INFORMATION
◇ ◇ ◇ ◇ ◇

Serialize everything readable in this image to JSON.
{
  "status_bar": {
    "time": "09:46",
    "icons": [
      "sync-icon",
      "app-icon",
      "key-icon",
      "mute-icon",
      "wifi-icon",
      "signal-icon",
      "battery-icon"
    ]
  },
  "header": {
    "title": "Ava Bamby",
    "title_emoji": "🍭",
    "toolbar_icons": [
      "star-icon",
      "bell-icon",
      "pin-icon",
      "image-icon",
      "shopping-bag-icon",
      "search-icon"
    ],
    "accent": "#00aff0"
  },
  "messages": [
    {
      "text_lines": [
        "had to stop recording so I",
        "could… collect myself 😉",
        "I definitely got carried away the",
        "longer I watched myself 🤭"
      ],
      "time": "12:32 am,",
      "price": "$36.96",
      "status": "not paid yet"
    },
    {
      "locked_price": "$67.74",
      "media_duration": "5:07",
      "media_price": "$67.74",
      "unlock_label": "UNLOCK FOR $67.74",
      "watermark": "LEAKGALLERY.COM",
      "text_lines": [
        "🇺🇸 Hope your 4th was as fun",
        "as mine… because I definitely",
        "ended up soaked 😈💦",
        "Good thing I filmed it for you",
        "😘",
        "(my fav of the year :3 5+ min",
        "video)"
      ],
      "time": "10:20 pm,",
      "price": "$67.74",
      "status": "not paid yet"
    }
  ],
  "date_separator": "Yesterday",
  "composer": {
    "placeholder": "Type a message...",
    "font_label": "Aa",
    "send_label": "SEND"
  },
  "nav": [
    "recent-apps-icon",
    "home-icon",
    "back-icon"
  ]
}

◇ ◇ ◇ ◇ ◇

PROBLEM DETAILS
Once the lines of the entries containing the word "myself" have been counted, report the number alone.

RESULT OF THIS EXERCISE
2